→ **Work item**
Having located "Serialize everything readable" in the listing below, write out its line and every following line exactly, last line included, without the pictures.

The records START

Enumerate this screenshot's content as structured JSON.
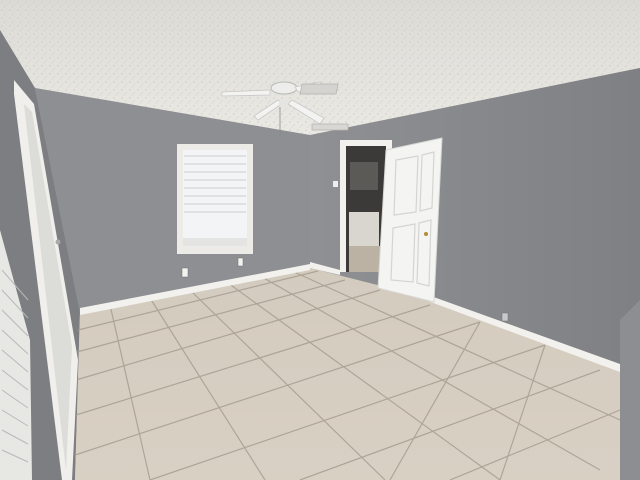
{
  "scene": {
    "subject": "empty-bedroom-interior",
    "colors": {
      "ceiling": "#e6e4df",
      "wall_back": "#8e8f93",
      "wall_right": "#8a8b8f",
      "wall_left": "#7d7e82",
      "floor_tile": "#d8cfc3",
      "grout": "#a79d90",
      "baseboard": "#f2f1ee",
      "door": "#f4f4f2",
      "window_light": "#f3f4f5"
    },
    "icons": [
      "ceiling-fan-icon",
      "window-blinds-icon",
      "door-icon",
      "outlet-icon"
    ]
  }
}
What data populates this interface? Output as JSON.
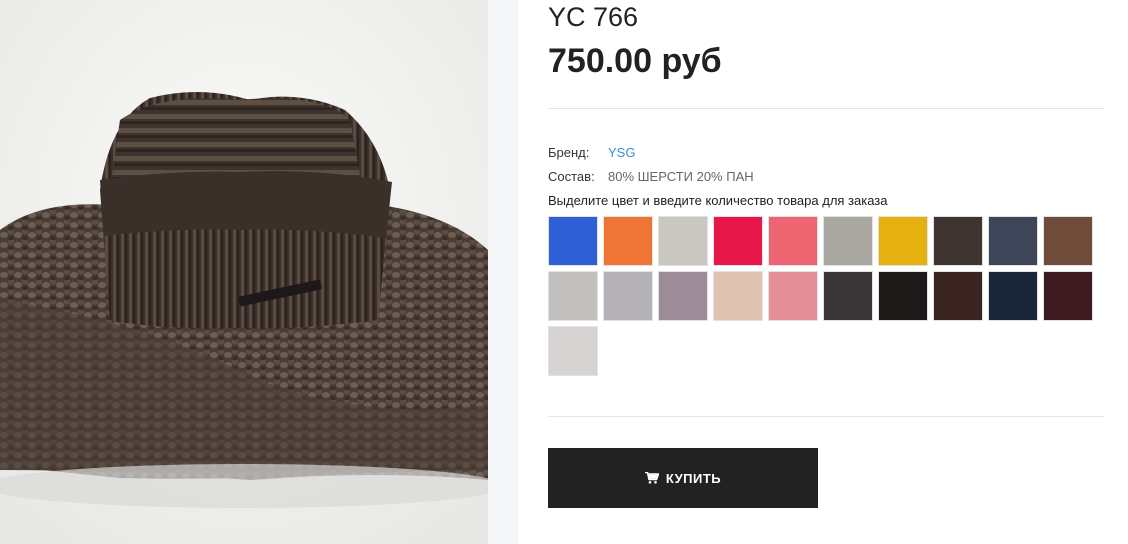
{
  "product": {
    "title": "YC 766",
    "price": "750.00 руб",
    "image_alt_icon": "knitted-hat-and-scarf-photo"
  },
  "attributes": {
    "brand_label": "Бренд:",
    "brand_value": "YSG",
    "composition_label": "Состав:",
    "composition_value": "80% ШЕРСТИ 20% ПАН"
  },
  "instruction": "Выделите цвет и введите количество товара для заказа",
  "swatches": [
    "#2f5fd6",
    "#ee7535",
    "#c9c7bf",
    "#e8174a",
    "#ec6570",
    "#a8a7a2",
    "#e5b10f",
    "#3e3432",
    "#3d4558",
    "#704c3b",
    "#c2bfbf",
    "#b4b1b7",
    "#9c8c98",
    "#dec3b1",
    "#e48f97",
    "#3a3536",
    "#1d1918",
    "#3a2421",
    "#1a263a",
    "#3d1b20",
    "#d8d3d3"
  ],
  "buy_button": {
    "label": "КУПИТЬ",
    "icon": "shopping-cart-icon"
  }
}
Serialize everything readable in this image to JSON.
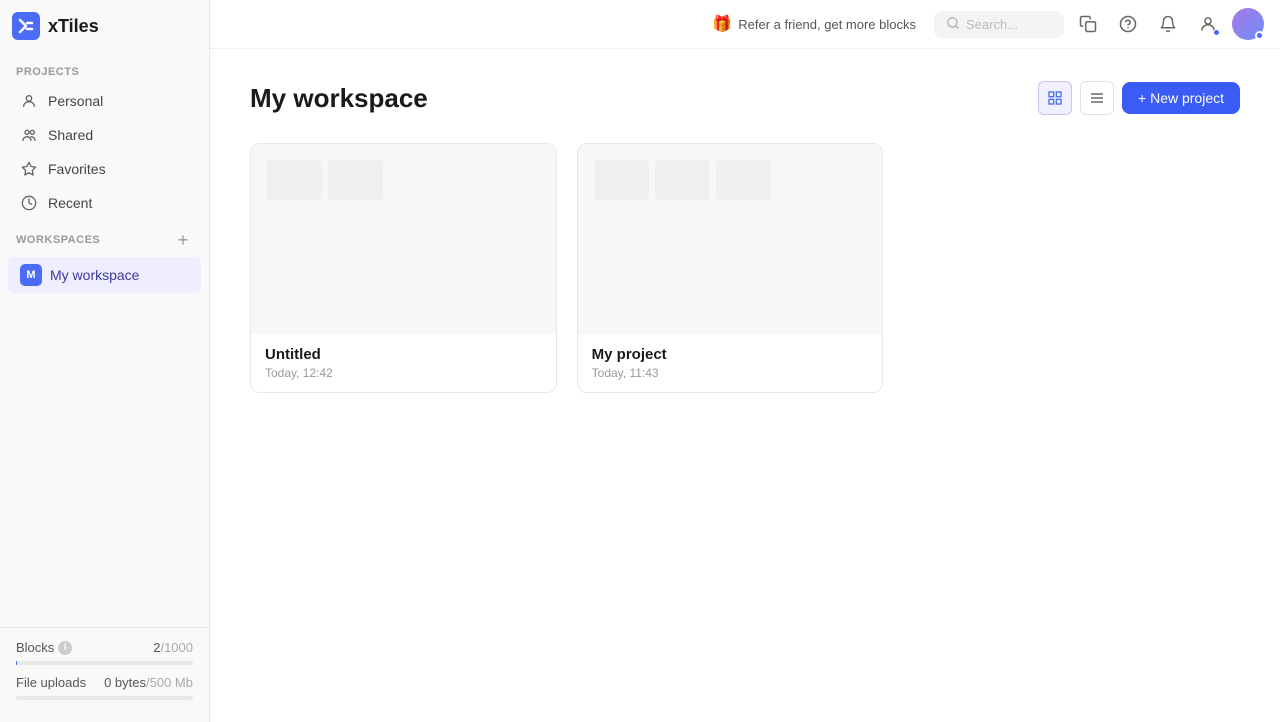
{
  "app": {
    "name": "xTiles",
    "logo_letter": "x"
  },
  "topbar": {
    "referral_text": "Refer a friend, get more blocks",
    "search_placeholder": "Search...",
    "icons": [
      "copy-icon",
      "help-circle-icon",
      "bell-icon",
      "user-circle-icon"
    ]
  },
  "sidebar": {
    "projects_label": "PROJECTS",
    "workspaces_label": "WORKSPACES",
    "nav_items": [
      {
        "id": "personal",
        "label": "Personal",
        "icon": "person-circle"
      },
      {
        "id": "shared",
        "label": "Shared",
        "icon": "people"
      },
      {
        "id": "favorites",
        "label": "Favorites",
        "icon": "star"
      },
      {
        "id": "recent",
        "label": "Recent",
        "icon": "clock"
      }
    ],
    "workspace_items": [
      {
        "id": "my-workspace",
        "label": "My workspace",
        "letter": "M"
      }
    ],
    "bottom": {
      "blocks_label": "Blocks",
      "blocks_current": "2",
      "blocks_max": "/1000",
      "blocks_progress": 0.2,
      "file_uploads_label": "File uploads",
      "file_uploads_current": "0 bytes",
      "file_uploads_max": "/500 Mb",
      "file_uploads_progress": 0
    }
  },
  "main": {
    "page_title": "My workspace",
    "new_project_label": "+ New project",
    "projects": [
      {
        "id": "untitled",
        "name": "Untitled",
        "date": "Today, 12:42"
      },
      {
        "id": "my-project",
        "name": "My project",
        "date": "Today, 11:43"
      }
    ]
  }
}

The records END

→ **Worked solution**
Serialize everything readable in this image to JSON.
{
  "app": {
    "name": "xTiles",
    "logo_letter": "x"
  },
  "topbar": {
    "referral_text": "Refer a friend, get more blocks",
    "search_placeholder": "Search...",
    "icons": [
      "copy-icon",
      "help-circle-icon",
      "bell-icon",
      "user-circle-icon"
    ]
  },
  "sidebar": {
    "projects_label": "PROJECTS",
    "workspaces_label": "WORKSPACES",
    "nav_items": [
      {
        "id": "personal",
        "label": "Personal",
        "icon": "person-circle"
      },
      {
        "id": "shared",
        "label": "Shared",
        "icon": "people"
      },
      {
        "id": "favorites",
        "label": "Favorites",
        "icon": "star"
      },
      {
        "id": "recent",
        "label": "Recent",
        "icon": "clock"
      }
    ],
    "workspace_items": [
      {
        "id": "my-workspace",
        "label": "My workspace",
        "letter": "M"
      }
    ],
    "bottom": {
      "blocks_label": "Blocks",
      "blocks_current": "2",
      "blocks_max": "/1000",
      "blocks_progress": 0.2,
      "file_uploads_label": "File uploads",
      "file_uploads_current": "0 bytes",
      "file_uploads_max": "/500 Mb",
      "file_uploads_progress": 0
    }
  },
  "main": {
    "page_title": "My workspace",
    "new_project_label": "+ New project",
    "projects": [
      {
        "id": "untitled",
        "name": "Untitled",
        "date": "Today, 12:42"
      },
      {
        "id": "my-project",
        "name": "My project",
        "date": "Today, 11:43"
      }
    ]
  }
}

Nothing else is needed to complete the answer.